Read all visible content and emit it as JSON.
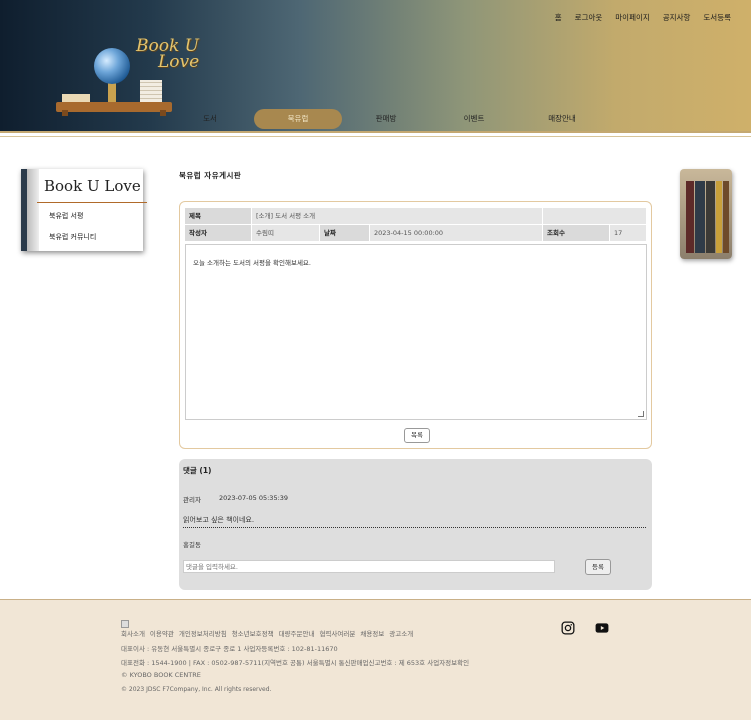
{
  "header": {
    "top_links": [
      "홈",
      "로그아웃",
      "마이페이지",
      "공지사항",
      "도서등록"
    ],
    "logo": {
      "line1": "Book U",
      "line2": "Love"
    },
    "nav": [
      "도서",
      "북유럽",
      "판매방",
      "이벤트",
      "매장안내"
    ],
    "nav_active_index": 1
  },
  "sidebar": {
    "title": "Book U Love",
    "items": [
      "북유럽 서평",
      "북유럽 커뮤니티"
    ]
  },
  "board": {
    "title": "북유럽 자유게시판",
    "labels": {
      "subject": "제목",
      "author": "작성자",
      "date": "날짜",
      "views": "조회수"
    },
    "post": {
      "subject": "[소개] 도서 서평 소개",
      "author": "수림띠",
      "date": "2023-04-15 00:00:00",
      "views": "17",
      "content": "오늘 소개하는 도서의 서평을 확인해보세요."
    },
    "list_button": "목록"
  },
  "comments": {
    "header": "댓글 (1)",
    "items": [
      {
        "author": "관리자",
        "date": "2023-07-05 05:35:39",
        "text": "읽어보고 싶은 책이네요."
      }
    ],
    "current_user": "홍길동",
    "input_placeholder": "댓글을 입력하세요.",
    "submit": "등록"
  },
  "footer": {
    "links": [
      "회사소개",
      "이용약관",
      "개인정보처리방침",
      "청소년보호정책",
      "대량주문안내",
      "협력사여러분",
      "채용정보",
      "광고소개"
    ],
    "line1": "대표이사 : 유동현 서울특별시 종로구 종로 1 사업자등록번호 : 102-81-11670",
    "line2": "대표전화 : 1544-1900 | FAX : 0502-987-5711(지역번호 공통) 서울특별시 통신판매업신고번호 : 제 653호 사업자정보확인",
    "line3": "© KYOBO BOOK CENTRE",
    "line4": "© 2023 JDSC F7Company, Inc. All rights reserved.",
    "icons": [
      "instagram-icon",
      "youtube-icon"
    ]
  },
  "colors": {
    "header_gradient_start": "#0f1e2e",
    "header_gradient_end": "#cfb06a",
    "nav_active": "#a8884f",
    "footer_bg": "#f1e6d6",
    "post_border": "#e3c9a0"
  }
}
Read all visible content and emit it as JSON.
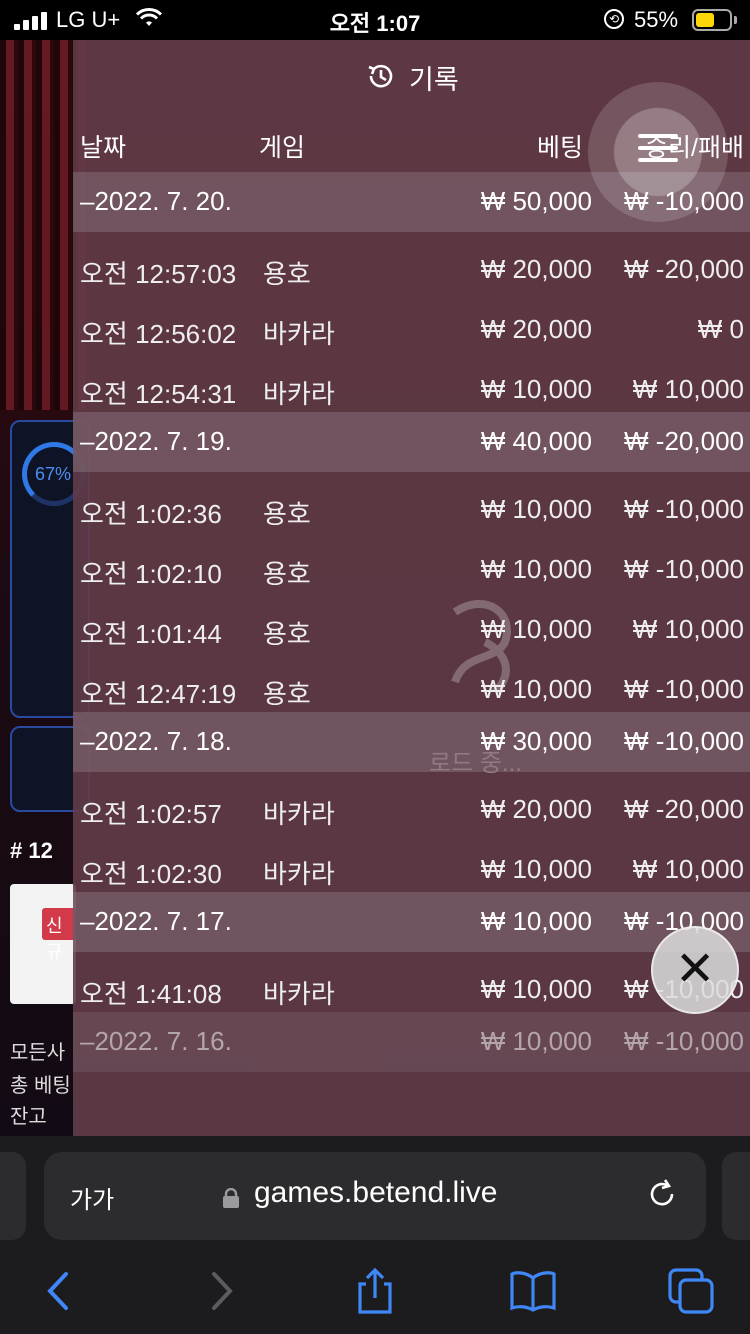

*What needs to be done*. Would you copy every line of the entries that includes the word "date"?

*Written solution*.
      "date": "날짜",
      "date": "2023-04-15 00:00:00",
        "date": "2023-07-05 05:35:39",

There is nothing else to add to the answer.